# TASK REQUIREMENTS
What is needed is an exact repeat of the entries, with no pictures in it.

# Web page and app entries
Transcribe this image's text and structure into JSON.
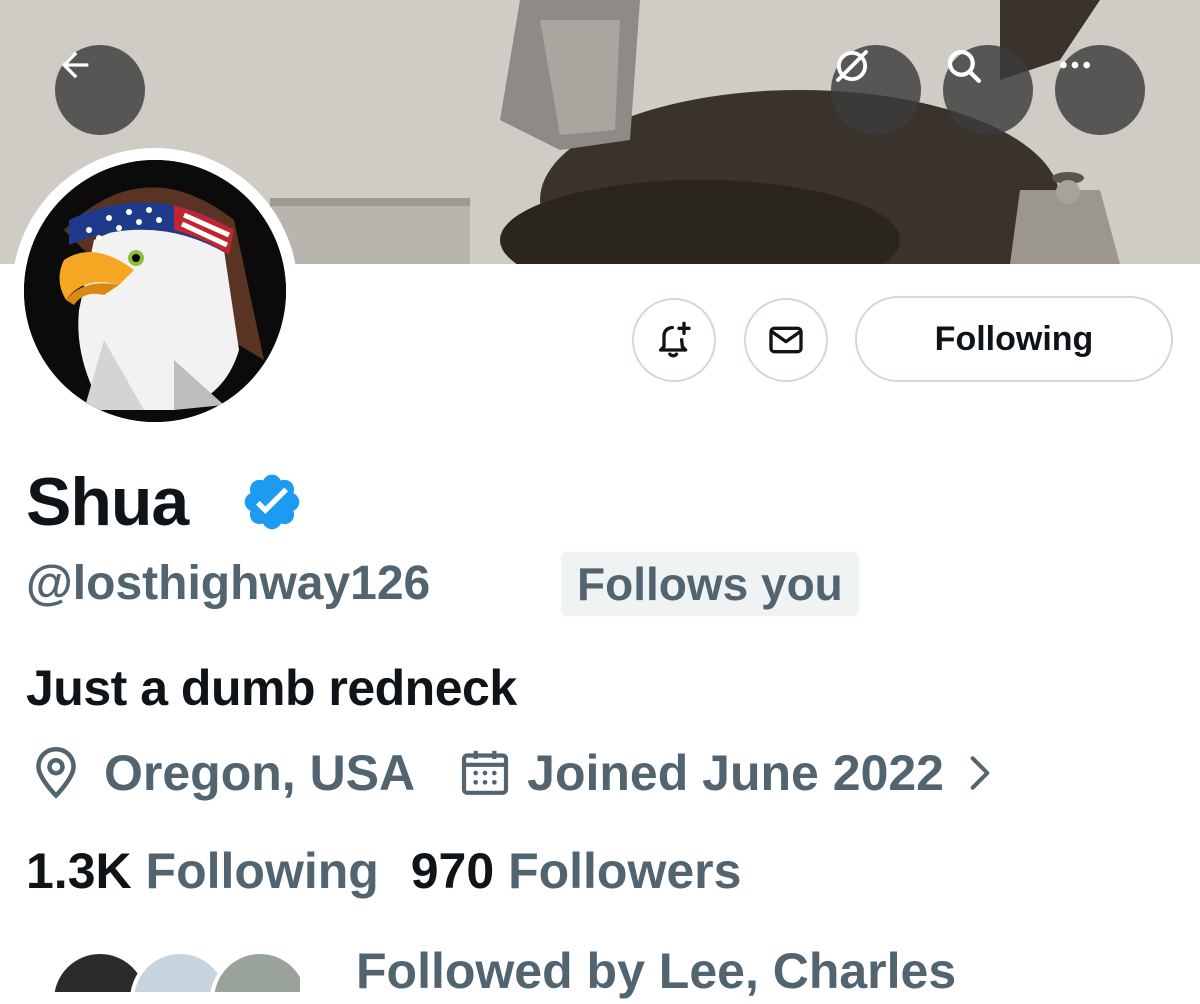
{
  "header": {
    "back_icon": "arrow-left-icon",
    "grok_icon": "grok-slash-circle-icon",
    "search_icon": "search-icon",
    "more_icon": "more-horizontal-icon"
  },
  "actions": {
    "notify_icon": "bell-plus-icon",
    "message_icon": "envelope-icon",
    "following_label": "Following"
  },
  "profile": {
    "name": "Shua",
    "verified": true,
    "handle": "@losthighway126",
    "follows_you": "Follows you",
    "bio": "Just a dumb redneck",
    "location": "Oregon, USA",
    "joined": "Joined June 2022",
    "following_count": "1.3K",
    "following_label": "Following",
    "followers_count": "970",
    "followers_label": "Followers",
    "followed_by": "Followed by Lee, Charles"
  },
  "colors": {
    "text_primary": "#0f1419",
    "text_secondary": "#536471",
    "verified_blue": "#1d9bf0",
    "border": "#cfd9de"
  }
}
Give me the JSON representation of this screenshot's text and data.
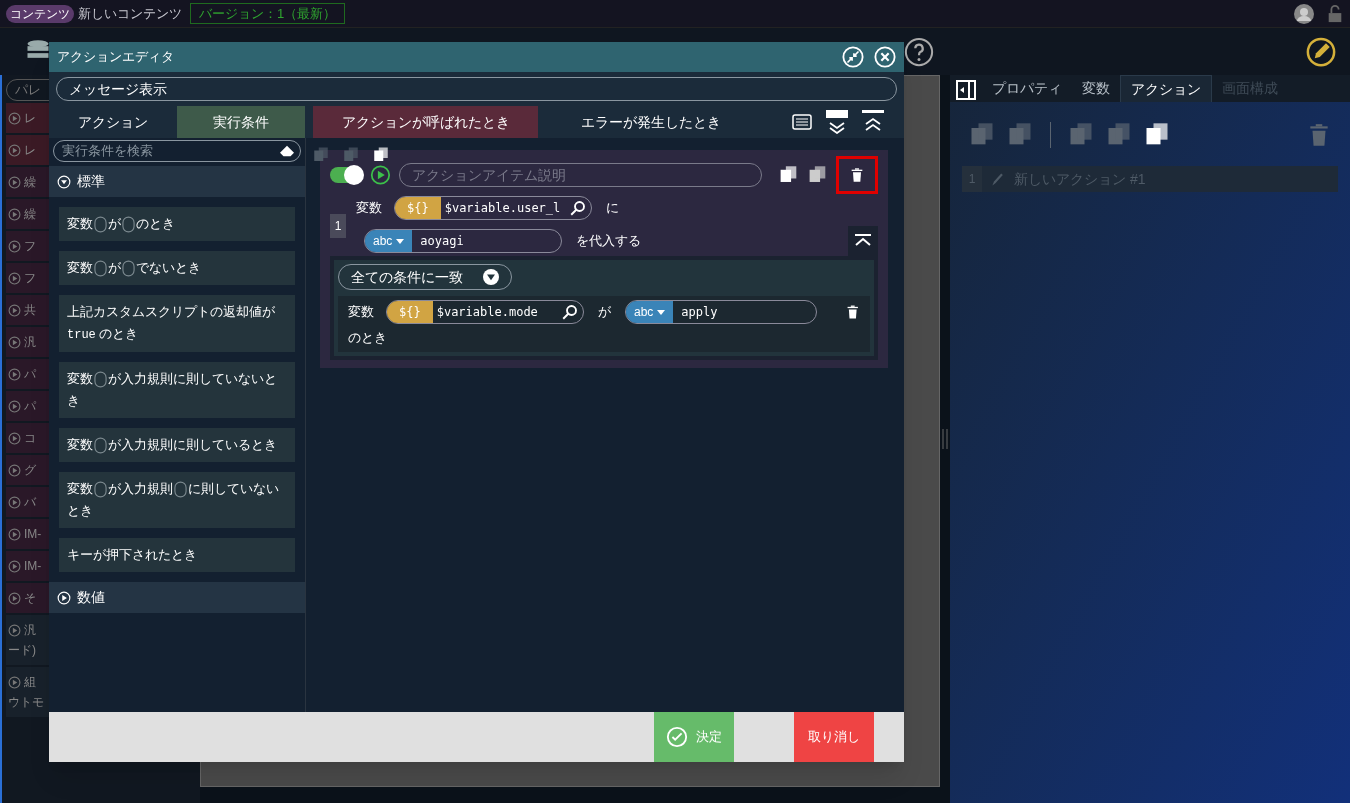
{
  "topbar": {
    "badge": "コンテンツ",
    "title": "新しいコンテンツ",
    "version": "バージョン：1（最新）"
  },
  "palette": {
    "search_placeholder": "パレ",
    "items": [
      {
        "kind": "accent",
        "lines": [
          "レ"
        ]
      },
      {
        "kind": "accent",
        "lines": [
          "レ"
        ]
      },
      {
        "kind": "group",
        "lines": [
          "繰"
        ]
      },
      {
        "kind": "group",
        "lines": [
          "繰"
        ]
      },
      {
        "kind": "group",
        "lines": [
          "フ"
        ]
      },
      {
        "kind": "group",
        "lines": [
          "フ"
        ]
      },
      {
        "kind": "group",
        "lines": [
          "共"
        ]
      },
      {
        "kind": "group",
        "lines": [
          "汎"
        ]
      },
      {
        "kind": "group",
        "lines": [
          "パ"
        ]
      },
      {
        "kind": "group",
        "lines": [
          "パ"
        ]
      },
      {
        "kind": "group",
        "lines": [
          "コ"
        ]
      },
      {
        "kind": "group",
        "lines": [
          "グ"
        ]
      },
      {
        "kind": "group",
        "lines": [
          "バ"
        ]
      },
      {
        "kind": "group",
        "lines": [
          "IM-"
        ]
      },
      {
        "kind": "group",
        "lines": [
          "IM-"
        ]
      },
      {
        "kind": "group",
        "lines": [
          "そ"
        ]
      },
      {
        "kind": "plain",
        "lines": [
          "汎",
          "ード)"
        ]
      },
      {
        "kind": "plain",
        "lines": [
          "組",
          "ウトモ"
        ]
      }
    ]
  },
  "right_panel": {
    "tabs": [
      {
        "label": "プロパティ",
        "selected": false,
        "disabled": false
      },
      {
        "label": "変数",
        "selected": false,
        "disabled": false
      },
      {
        "label": "アクション",
        "selected": true,
        "disabled": false
      },
      {
        "label": "画面構成",
        "selected": false,
        "disabled": true
      }
    ],
    "actions": [
      {
        "number": "1",
        "name": "新しいアクション #1"
      }
    ]
  },
  "editor": {
    "title": "アクションエディタ",
    "name": "メッセージ表示",
    "tabs": [
      {
        "label": "アクション",
        "selected": false
      },
      {
        "label": "実行条件",
        "selected": true
      }
    ],
    "event_tabs": [
      {
        "label": "アクションが呼ばれたとき",
        "selected": true
      },
      {
        "label": "エラーが発生したとき",
        "selected": false
      }
    ],
    "search_placeholder": "実行条件を検索",
    "categories": [
      {
        "label": "標準",
        "expanded": true,
        "items": [
          [
            {
              "kind": "text",
              "text": "変数"
            },
            {
              "kind": "slot"
            },
            {
              "kind": "text",
              "text": "が"
            },
            {
              "kind": "slot"
            },
            {
              "kind": "text",
              "text": "のとき"
            }
          ],
          [
            {
              "kind": "text",
              "text": "変数"
            },
            {
              "kind": "slot"
            },
            {
              "kind": "text",
              "text": "が"
            },
            {
              "kind": "slot"
            },
            {
              "kind": "text",
              "text": "でないとき"
            }
          ],
          [
            {
              "kind": "text",
              "text": "上記カスタムスクリプトの返却値が"
            },
            {
              "kind": "code",
              "text": "true"
            },
            {
              "kind": "text",
              "text": " のとき"
            }
          ],
          [
            {
              "kind": "text",
              "text": "変数"
            },
            {
              "kind": "slot"
            },
            {
              "kind": "text",
              "text": "が入力規則に則していないとき"
            }
          ],
          [
            {
              "kind": "text",
              "text": "変数"
            },
            {
              "kind": "slot"
            },
            {
              "kind": "text",
              "text": "が入力規則に則しているとき"
            }
          ],
          [
            {
              "kind": "text",
              "text": "変数"
            },
            {
              "kind": "slot"
            },
            {
              "kind": "text",
              "text": "が入力規則"
            },
            {
              "kind": "slot"
            },
            {
              "kind": "text",
              "text": "に則していないとき"
            }
          ],
          [
            {
              "kind": "text",
              "text": "キーが押下されたとき"
            }
          ]
        ]
      },
      {
        "label": "数値",
        "expanded": false
      }
    ],
    "action_item": {
      "enabled": true,
      "description_placeholder": "アクションアイテム説明",
      "number": "1",
      "statement": {
        "label": "変数",
        "var_badge": "${}",
        "variable": "$variable.user_l",
        "particle": "に",
        "type": "abc",
        "value": "aoyagi",
        "suffix": "を代入する"
      },
      "condition": {
        "match": "全ての条件に一致",
        "rows": [
          {
            "label": "変数",
            "var_badge": "${}",
            "variable": "$variable.mode",
            "particle": "が",
            "type": "abc",
            "value": "apply",
            "suffix": "のとき"
          }
        ]
      }
    },
    "buttons": {
      "ok": "決定",
      "cancel": "取り消し"
    }
  }
}
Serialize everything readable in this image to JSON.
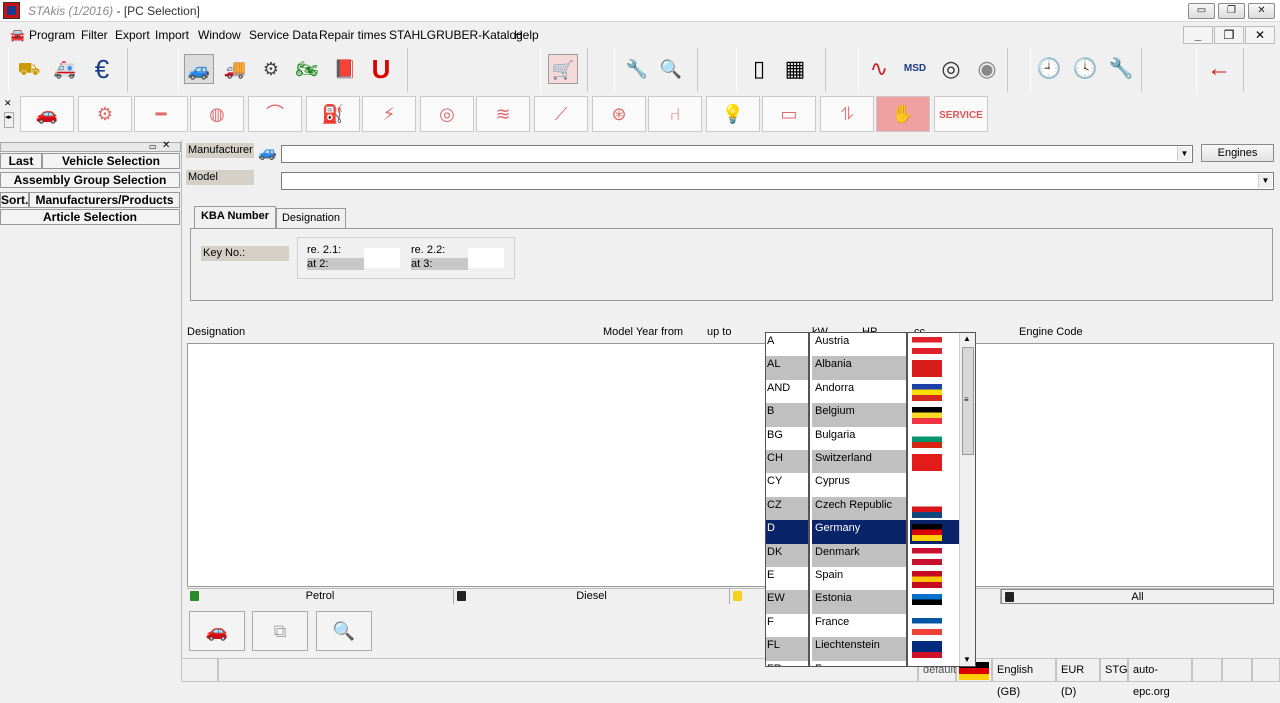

# YOUR SOLUTION
Transcribe this image's text and structure into JSON.
{
  "header": {
    "back_icon": "arrow-left-icon",
    "grok_icon": "grok-slash-circle-icon",
    "search_icon": "search-icon",
    "more_icon": "more-horizontal-icon"
  },
  "actions": {
    "notify_icon": "bell-plus-icon",
    "message_icon": "envelope-icon",
    "following_label": "Following"
  },
  "profile": {
    "name": "Shua",
    "verified": true,
    "handle": "@losthighway126",
    "follows_you": "Follows you",
    "bio": "Just a dumb redneck",
    "location": "Oregon, USA",
    "joined": "Joined June 2022",
    "following_count": "1.3K",
    "following_label": "Following",
    "followers_count": "970",
    "followers_label": "Followers",
    "followed_by": "Followed by Lee, Charles"
  },
  "colors": {
    "text_primary": "#0f1419",
    "text_secondary": "#536471",
    "verified_blue": "#1d9bf0",
    "border": "#cfd9de"
  }
}
Give me the JSON representation of this screenshot's text and data.
{
  "topbar": {
    "badge": "コンテンツ",
    "title": "新しいコンテンツ",
    "version": "バージョン：1（最新）"
  },
  "palette": {
    "search_placeholder": "パレ",
    "items": [
      {
        "kind": "accent",
        "lines": [
          "レ"
        ]
      },
      {
        "kind": "accent",
        "lines": [
          "レ"
        ]
      },
      {
        "kind": "group",
        "lines": [
          "繰"
        ]
      },
      {
        "kind": "group",
        "lines": [
          "繰"
        ]
      },
      {
        "kind": "group",
        "lines": [
          "フ"
        ]
      },
      {
        "kind": "group",
        "lines": [
          "フ"
        ]
      },
      {
        "kind": "group",
        "lines": [
          "共"
        ]
      },
      {
        "kind": "group",
        "lines": [
          "汎"
        ]
      },
      {
        "kind": "group",
        "lines": [
          "パ"
        ]
      },
      {
        "kind": "group",
        "lines": [
          "パ"
        ]
      },
      {
        "kind": "group",
        "lines": [
          "コ"
        ]
      },
      {
        "kind": "group",
        "lines": [
          "グ"
        ]
      },
      {
        "kind": "group",
        "lines": [
          "バ"
        ]
      },
      {
        "kind": "group",
        "lines": [
          "IM-"
        ]
      },
      {
        "kind": "group",
        "lines": [
          "IM-"
        ]
      },
      {
        "kind": "group",
        "lines": [
          "そ"
        ]
      },
      {
        "kind": "plain",
        "lines": [
          "汎",
          "ード)"
        ]
      },
      {
        "kind": "plain",
        "lines": [
          "組",
          "ウトモ"
        ]
      }
    ]
  },
  "right_panel": {
    "tabs": [
      {
        "label": "プロパティ",
        "selected": false,
        "disabled": false
      },
      {
        "label": "変数",
        "selected": false,
        "disabled": false
      },
      {
        "label": "アクション",
        "selected": true,
        "disabled": false
      },
      {
        "label": "画面構成",
        "selected": false,
        "disabled": true
      }
    ],
    "actions": [
      {
        "number": "1",
        "name": "新しいアクション #1"
      }
    ]
  },
  "editor": {
    "title": "アクションエディタ",
    "name": "メッセージ表示",
    "tabs": [
      {
        "label": "アクション",
        "selected": false
      },
      {
        "label": "実行条件",
        "selected": true
      }
    ],
    "event_tabs": [
      {
        "label": "アクションが呼ばれたとき",
        "selected": true
      },
      {
        "label": "エラーが発生したとき",
        "selected": false
      }
    ],
    "search_placeholder": "実行条件を検索",
    "categories": [
      {
        "label": "標準",
        "expanded": true,
        "items": [
          [
            {
              "kind": "text",
              "text": "変数"
            },
            {
              "kind": "slot"
            },
            {
              "kind": "text",
              "text": "が"
            },
            {
              "kind": "slot"
            },
            {
              "kind": "text",
              "text": "のとき"
            }
          ],
          [
            {
              "kind": "text",
              "text": "変数"
            },
            {
              "kind": "slot"
            },
            {
              "kind": "text",
              "text": "が"
            },
            {
              "kind": "slot"
            },
            {
              "kind": "text",
              "text": "でないとき"
            }
          ],
          [
            {
              "kind": "text",
              "text": "上記カスタムスクリプトの返却値が"
            },
            {
              "kind": "code",
              "text": "true"
            },
            {
              "kind": "text",
              "text": " のとき"
            }
          ],
          [
            {
              "kind": "text",
              "text": "変数"
            },
            {
              "kind": "slot"
            },
            {
              "kind": "text",
              "text": "が入力規則に則していないとき"
            }
          ],
          [
            {
              "kind": "text",
              "text": "変数"
            },
            {
              "kind": "slot"
            },
            {
              "kind": "text",
              "text": "が入力規則に則しているとき"
            }
          ],
          [
            {
              "kind": "text",
              "text": "変数"
            },
            {
              "kind": "slot"
            },
            {
              "kind": "text",
              "text": "が入力規則"
            },
            {
              "kind": "slot"
            },
            {
              "kind": "text",
              "text": "に則していないとき"
            }
          ],
          [
            {
              "kind": "text",
              "text": "キーが押下されたとき"
            }
          ]
        ]
      },
      {
        "label": "数値",
        "expanded": false
      }
    ],
    "action_item": {
      "enabled": true,
      "description_placeholder": "アクションアイテム説明",
      "number": "1",
      "statement": {
        "label": "変数",
        "var_badge": "${}",
        "variable": "$variable.user_l",
        "particle": "に",
        "type": "abc",
        "value": "aoyagi",
        "suffix": "を代入する"
      },
      "condition": {
        "match": "全ての条件に一致",
        "rows": [
          {
            "label": "変数",
            "var_badge": "${}",
            "variable": "$variable.mode",
            "particle": "が",
            "type": "abc",
            "value": "apply",
            "suffix": "のとき"
          }
        ]
      }
    },
    "buttons": {
      "ok": "決定",
      "cancel": "取り消し"
    }
  }
}
Serialize everything readable in this image to JSON.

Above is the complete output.